**Directions for this task:**
Would you repeat the whole listing exactly?

**Data records:**
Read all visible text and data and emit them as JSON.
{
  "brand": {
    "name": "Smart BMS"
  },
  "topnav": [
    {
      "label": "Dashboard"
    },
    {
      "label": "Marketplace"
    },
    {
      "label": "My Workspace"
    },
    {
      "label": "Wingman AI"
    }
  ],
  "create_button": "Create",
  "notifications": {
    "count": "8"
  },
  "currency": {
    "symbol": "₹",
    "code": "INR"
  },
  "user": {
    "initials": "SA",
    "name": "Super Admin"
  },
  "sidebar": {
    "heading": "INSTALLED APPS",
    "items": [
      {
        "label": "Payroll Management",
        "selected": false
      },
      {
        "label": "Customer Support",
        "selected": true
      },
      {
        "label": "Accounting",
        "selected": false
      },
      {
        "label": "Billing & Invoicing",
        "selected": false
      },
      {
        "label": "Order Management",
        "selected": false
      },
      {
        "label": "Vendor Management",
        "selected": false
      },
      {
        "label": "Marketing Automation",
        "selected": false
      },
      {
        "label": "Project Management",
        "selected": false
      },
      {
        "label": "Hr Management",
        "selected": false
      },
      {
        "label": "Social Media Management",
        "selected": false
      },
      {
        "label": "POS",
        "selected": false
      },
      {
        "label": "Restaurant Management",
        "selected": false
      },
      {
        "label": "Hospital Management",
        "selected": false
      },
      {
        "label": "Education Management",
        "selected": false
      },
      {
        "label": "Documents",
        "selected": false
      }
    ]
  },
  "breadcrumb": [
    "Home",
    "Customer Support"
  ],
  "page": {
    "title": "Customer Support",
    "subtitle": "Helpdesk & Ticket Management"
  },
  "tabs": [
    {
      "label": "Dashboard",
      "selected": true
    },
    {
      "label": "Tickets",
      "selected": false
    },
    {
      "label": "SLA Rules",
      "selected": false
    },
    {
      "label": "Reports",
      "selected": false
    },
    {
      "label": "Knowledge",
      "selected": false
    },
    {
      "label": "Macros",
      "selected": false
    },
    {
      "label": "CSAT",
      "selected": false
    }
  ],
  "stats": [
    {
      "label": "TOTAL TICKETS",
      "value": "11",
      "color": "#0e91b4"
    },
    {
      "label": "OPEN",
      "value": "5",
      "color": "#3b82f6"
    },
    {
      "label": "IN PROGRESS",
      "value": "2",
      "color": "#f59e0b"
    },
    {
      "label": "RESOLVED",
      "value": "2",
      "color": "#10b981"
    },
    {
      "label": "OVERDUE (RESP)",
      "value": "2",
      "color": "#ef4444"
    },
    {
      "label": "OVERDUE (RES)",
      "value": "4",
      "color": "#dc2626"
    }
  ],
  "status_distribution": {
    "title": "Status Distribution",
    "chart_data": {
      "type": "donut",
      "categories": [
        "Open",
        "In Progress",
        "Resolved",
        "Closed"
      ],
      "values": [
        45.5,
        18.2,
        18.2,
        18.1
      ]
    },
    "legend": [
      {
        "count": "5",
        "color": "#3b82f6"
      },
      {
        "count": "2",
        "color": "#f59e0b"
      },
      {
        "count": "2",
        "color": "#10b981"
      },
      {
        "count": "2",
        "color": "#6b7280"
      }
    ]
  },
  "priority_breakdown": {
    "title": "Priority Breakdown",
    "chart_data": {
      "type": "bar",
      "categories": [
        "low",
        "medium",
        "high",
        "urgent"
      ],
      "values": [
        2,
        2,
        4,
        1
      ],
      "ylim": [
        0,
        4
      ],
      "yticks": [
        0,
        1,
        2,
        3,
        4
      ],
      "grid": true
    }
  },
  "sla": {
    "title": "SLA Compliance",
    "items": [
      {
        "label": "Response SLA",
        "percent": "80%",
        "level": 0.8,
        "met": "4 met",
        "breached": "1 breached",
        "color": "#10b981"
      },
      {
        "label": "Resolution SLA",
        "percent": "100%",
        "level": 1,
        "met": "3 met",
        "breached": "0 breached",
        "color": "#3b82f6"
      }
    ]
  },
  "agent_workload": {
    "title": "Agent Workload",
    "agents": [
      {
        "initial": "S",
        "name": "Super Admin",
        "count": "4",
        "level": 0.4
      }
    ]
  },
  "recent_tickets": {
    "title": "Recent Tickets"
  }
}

**Task response:**
Read all visible text and data and emit them as JSON.
{
  "brand": {
    "name": "Smart BMS"
  },
  "topnav": [
    {
      "label": "Dashboard"
    },
    {
      "label": "Marketplace"
    },
    {
      "label": "My Workspace"
    },
    {
      "label": "Wingman AI"
    }
  ],
  "create_button": "Create",
  "notifications": {
    "count": "8"
  },
  "currency": {
    "symbol": "₹",
    "code": "INR"
  },
  "user": {
    "initials": "SA",
    "name": "Super Admin"
  },
  "sidebar": {
    "heading": "INSTALLED APPS",
    "items": [
      {
        "label": "Payroll Management",
        "selected": false
      },
      {
        "label": "Customer Support",
        "selected": true
      },
      {
        "label": "Accounting",
        "selected": false
      },
      {
        "label": "Billing & Invoicing",
        "selected": false
      },
      {
        "label": "Order Management",
        "selected": false
      },
      {
        "label": "Vendor Management",
        "selected": false
      },
      {
        "label": "Marketing Automation",
        "selected": false
      },
      {
        "label": "Project Management",
        "selected": false
      },
      {
        "label": "Hr Management",
        "selected": false
      },
      {
        "label": "Social Media Management",
        "selected": false
      },
      {
        "label": "POS",
        "selected": false
      },
      {
        "label": "Restaurant Management",
        "selected": false
      },
      {
        "label": "Hospital Management",
        "selected": false
      },
      {
        "label": "Education Management",
        "selected": false
      },
      {
        "label": "Documents",
        "selected": false
      }
    ]
  },
  "breadcrumb": [
    "Home",
    "Customer Support"
  ],
  "page": {
    "title": "Customer Support",
    "subtitle": "Helpdesk & Ticket Management"
  },
  "tabs": [
    {
      "label": "Dashboard",
      "selected": true
    },
    {
      "label": "Tickets",
      "selected": false
    },
    {
      "label": "SLA Rules",
      "selected": false
    },
    {
      "label": "Reports",
      "selected": false
    },
    {
      "label": "Knowledge",
      "selected": false
    },
    {
      "label": "Macros",
      "selected": false
    },
    {
      "label": "CSAT",
      "selected": false
    }
  ],
  "stats": [
    {
      "label": "TOTAL TICKETS",
      "value": "11",
      "color": "#0e91b4"
    },
    {
      "label": "OPEN",
      "value": "5",
      "color": "#3b82f6"
    },
    {
      "label": "IN PROGRESS",
      "value": "2",
      "color": "#f59e0b"
    },
    {
      "label": "RESOLVED",
      "value": "2",
      "color": "#10b981"
    },
    {
      "label": "OVERDUE (RESP)",
      "value": "2",
      "color": "#ef4444"
    },
    {
      "label": "OVERDUE (RES)",
      "value": "4",
      "color": "#dc2626"
    }
  ],
  "status_distribution": {
    "title": "Status Distribution",
    "chart_data": {
      "type": "donut",
      "categories": [
        "Open",
        "In Progress",
        "Resolved",
        "Closed"
      ],
      "values": [
        45.5,
        18.2,
        18.2,
        18.1
      ]
    },
    "legend": [
      {
        "count": "5",
        "color": "#3b82f6"
      },
      {
        "count": "2",
        "color": "#f59e0b"
      },
      {
        "count": "2",
        "color": "#10b981"
      },
      {
        "count": "2",
        "color": "#6b7280"
      }
    ]
  },
  "priority_breakdown": {
    "title": "Priority Breakdown",
    "chart_data": {
      "type": "bar",
      "categories": [
        "low",
        "medium",
        "high",
        "urgent"
      ],
      "values": [
        2,
        2,
        4,
        1
      ],
      "ylim": [
        0,
        4
      ],
      "yticks": [
        0,
        1,
        2,
        3,
        4
      ],
      "grid": true
    }
  },
  "sla": {
    "title": "SLA Compliance",
    "items": [
      {
        "label": "Response SLA",
        "percent": "80%",
        "level": 0.8,
        "met": "4 met",
        "breached": "1 breached",
        "color": "#10b981"
      },
      {
        "label": "Resolution SLA",
        "percent": "100%",
        "level": 1,
        "met": "3 met",
        "breached": "0 breached",
        "color": "#3b82f6"
      }
    ]
  },
  "agent_workload": {
    "title": "Agent Workload",
    "agents": [
      {
        "initial": "S",
        "name": "Super Admin",
        "count": "4",
        "level": 0.4
      }
    ]
  },
  "recent_tickets": {
    "title": "Recent Tickets"
  }
}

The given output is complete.